Start of Data
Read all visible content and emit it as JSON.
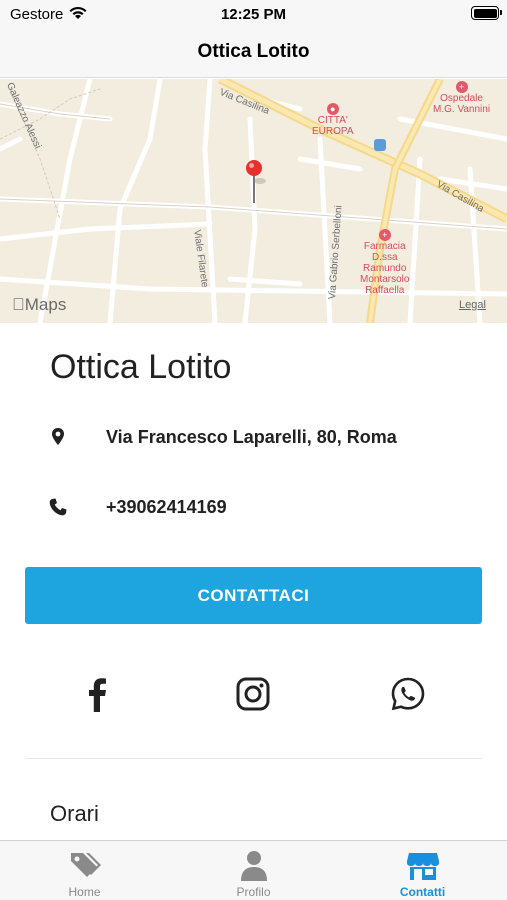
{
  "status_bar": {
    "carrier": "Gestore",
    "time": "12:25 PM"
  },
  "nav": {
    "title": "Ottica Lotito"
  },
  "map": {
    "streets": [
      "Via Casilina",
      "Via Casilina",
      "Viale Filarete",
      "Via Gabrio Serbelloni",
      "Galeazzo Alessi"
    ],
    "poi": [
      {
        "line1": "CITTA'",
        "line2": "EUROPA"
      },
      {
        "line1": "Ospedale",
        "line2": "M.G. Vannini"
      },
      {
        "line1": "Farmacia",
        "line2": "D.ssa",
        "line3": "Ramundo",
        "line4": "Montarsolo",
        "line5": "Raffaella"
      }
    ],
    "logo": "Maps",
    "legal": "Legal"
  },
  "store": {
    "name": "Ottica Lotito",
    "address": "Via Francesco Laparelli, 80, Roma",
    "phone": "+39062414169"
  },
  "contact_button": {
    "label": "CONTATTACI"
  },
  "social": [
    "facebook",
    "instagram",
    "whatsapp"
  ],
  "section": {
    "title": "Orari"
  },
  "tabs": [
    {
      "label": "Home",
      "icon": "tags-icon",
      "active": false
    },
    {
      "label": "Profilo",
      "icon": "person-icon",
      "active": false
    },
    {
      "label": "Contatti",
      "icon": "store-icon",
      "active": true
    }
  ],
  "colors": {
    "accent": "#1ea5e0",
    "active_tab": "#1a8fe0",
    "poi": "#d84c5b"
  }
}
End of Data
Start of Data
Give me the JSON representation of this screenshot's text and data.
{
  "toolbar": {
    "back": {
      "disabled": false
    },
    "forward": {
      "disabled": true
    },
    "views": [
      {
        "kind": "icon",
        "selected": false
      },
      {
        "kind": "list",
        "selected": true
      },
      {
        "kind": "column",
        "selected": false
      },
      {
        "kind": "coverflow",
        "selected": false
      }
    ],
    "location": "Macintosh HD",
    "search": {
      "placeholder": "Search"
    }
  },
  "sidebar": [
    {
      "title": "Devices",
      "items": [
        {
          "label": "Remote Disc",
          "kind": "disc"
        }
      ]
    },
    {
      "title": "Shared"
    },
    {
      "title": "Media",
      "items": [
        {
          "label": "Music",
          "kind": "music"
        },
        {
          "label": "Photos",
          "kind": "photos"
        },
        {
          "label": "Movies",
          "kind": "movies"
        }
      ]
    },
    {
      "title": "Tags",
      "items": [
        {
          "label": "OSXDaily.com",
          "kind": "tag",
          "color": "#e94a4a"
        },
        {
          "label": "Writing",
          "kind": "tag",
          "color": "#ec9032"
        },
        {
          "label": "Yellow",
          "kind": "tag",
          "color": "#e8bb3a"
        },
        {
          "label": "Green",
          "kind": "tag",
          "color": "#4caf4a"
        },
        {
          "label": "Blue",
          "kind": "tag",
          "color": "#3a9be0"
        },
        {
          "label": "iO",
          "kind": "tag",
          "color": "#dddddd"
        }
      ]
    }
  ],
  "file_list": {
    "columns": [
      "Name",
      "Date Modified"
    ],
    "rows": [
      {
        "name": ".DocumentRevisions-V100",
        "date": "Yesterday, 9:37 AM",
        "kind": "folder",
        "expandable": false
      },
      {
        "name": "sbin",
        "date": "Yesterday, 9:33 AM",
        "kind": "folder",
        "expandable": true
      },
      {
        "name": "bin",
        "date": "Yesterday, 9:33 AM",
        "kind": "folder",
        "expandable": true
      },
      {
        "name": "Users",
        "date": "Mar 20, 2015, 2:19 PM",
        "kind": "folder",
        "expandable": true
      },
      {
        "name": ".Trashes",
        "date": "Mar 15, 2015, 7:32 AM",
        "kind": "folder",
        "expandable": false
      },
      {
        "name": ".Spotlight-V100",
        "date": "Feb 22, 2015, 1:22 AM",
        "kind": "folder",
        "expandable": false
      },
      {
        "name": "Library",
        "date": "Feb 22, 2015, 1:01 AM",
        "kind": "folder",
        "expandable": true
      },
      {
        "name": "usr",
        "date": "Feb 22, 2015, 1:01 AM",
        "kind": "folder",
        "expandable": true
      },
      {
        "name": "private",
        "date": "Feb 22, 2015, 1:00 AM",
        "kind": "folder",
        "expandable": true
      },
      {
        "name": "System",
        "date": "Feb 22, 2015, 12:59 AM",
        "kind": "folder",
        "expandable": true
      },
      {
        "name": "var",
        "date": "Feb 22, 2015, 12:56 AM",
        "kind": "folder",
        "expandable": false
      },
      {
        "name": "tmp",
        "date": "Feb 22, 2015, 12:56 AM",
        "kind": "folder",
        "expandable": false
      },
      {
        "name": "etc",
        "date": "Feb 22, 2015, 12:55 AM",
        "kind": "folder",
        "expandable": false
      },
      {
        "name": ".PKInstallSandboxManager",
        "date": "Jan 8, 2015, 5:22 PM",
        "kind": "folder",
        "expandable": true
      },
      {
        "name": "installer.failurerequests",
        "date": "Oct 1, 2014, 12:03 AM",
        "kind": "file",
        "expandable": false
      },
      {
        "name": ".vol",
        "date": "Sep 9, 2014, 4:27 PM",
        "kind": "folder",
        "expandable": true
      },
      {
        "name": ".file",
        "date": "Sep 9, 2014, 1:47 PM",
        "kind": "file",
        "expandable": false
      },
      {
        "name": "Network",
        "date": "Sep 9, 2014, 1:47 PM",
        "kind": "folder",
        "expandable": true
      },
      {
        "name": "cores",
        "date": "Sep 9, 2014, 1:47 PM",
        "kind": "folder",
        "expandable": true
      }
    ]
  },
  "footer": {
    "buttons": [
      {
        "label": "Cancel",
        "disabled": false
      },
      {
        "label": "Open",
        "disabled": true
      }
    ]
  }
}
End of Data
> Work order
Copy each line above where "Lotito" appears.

> Reply
    "title": "Ottica Lotito"
    "name": "Ottica Lotito",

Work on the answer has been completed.